Review: Trinidad James – No One Is Safe

trinidad-NoOneBy this point, you should know how I feel about both Nicholas Williams as a person and also his rap persona, Trinidad James. The former is a nice guy and the latter irks the hell out of many hip-hop purists. He was supposed to be a joke of a one hit wonder and then out of here — a cheap thrill at best. But on the strength of “All Gold Everything,” James found himself with a deal from Def Jam to the tune of reportedly $2 million. That’s a lot of gold for the Atlanta, Georgia native to say the least. Well, eventually James announced that he had been dropped by the label and that his forthcoming album would be free. There’s an old adage about everything happening for a reason and perhaps the situation with Def Jam was the best thing that could’ve happened to Trinidad. At the top of the year, James dropped the brief but promising “Wake Up EP”. He showed a slight bit of growth as an artist but at the same time was able to showcase what he does best up to this point in his career. Towards the end, he promised that his album would be the realest he’s been to date. I was in the middle of writing my review of the “Wake Up EP” as I got the word that the new project was available. To be fair, I downloaded it but chose not to listen until I was done with what I was already working on in the best interest in being objective. When I finished up, I hit play just to see what T. James was going to be talking about this time.

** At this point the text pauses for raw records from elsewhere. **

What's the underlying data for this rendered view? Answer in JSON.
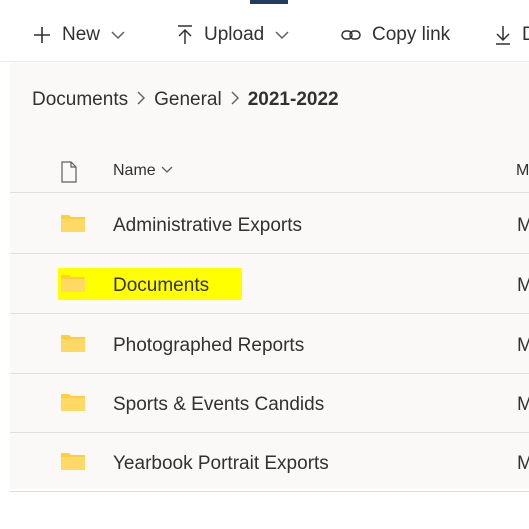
{
  "toolbar": {
    "new_label": "New",
    "upload_label": "Upload",
    "copy_link_label": "Copy link",
    "download_label": "D"
  },
  "breadcrumb": {
    "items": [
      "Documents",
      "General",
      "2021-2022"
    ]
  },
  "list": {
    "header_name": "Name",
    "header_modified": "M",
    "rows": [
      {
        "name": "Administrative Exports",
        "modified": "M",
        "highlighted": false
      },
      {
        "name": "Documents",
        "modified": "M",
        "highlighted": true
      },
      {
        "name": "Photographed Reports",
        "modified": "M",
        "highlighted": false
      },
      {
        "name": "Sports & Events Candids",
        "modified": "M",
        "highlighted": false
      },
      {
        "name": "Yearbook Portrait Exports",
        "modified": "M",
        "highlighted": false
      }
    ]
  },
  "colors": {
    "folder": "#ffce3d",
    "highlight": "#ffff00",
    "text": "#323130"
  },
  "icons": [
    "plus-icon",
    "chevron-down-icon",
    "upload-icon",
    "link-icon",
    "download-icon",
    "chevron-right-icon",
    "document-icon",
    "sort-chevron-icon",
    "folder-icon"
  ]
}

“No One Is Safe” is ten tracks deep and features production from the likes of Sonny Digital, Villo, Martieni, Watch The Duck, Forte Bowie, DJ A, Brandon Thomas, Kato On The Beat and DJ Spinz & K. Major. Featured guests include OG Maco, ILoveMakonnen, Problem, Lil Debbie, Scotty ATL, K. Major, Peewee Longway and Offset.

Similar to his “10 Pc. Mild” album, Trinidad starts off “No One Is Safe” with a taste of island flavor with Israel Kamakawiwo’ole rendition of “Over The Rainbow” before the beat for the Villo-produced “Jerome N Da House” drops and James gets busy. As it turns out, Trinidad isn’t holding punches or taking any prisoners. There are a plethora of metaphors that could be used to describe what’s going on here, but to put it in its simplest terms, Trinidad James has improved his flow but he’ll never be mistaken for a wordsmith by any stretch of the imagination.

Read the rest of the review at RapReviews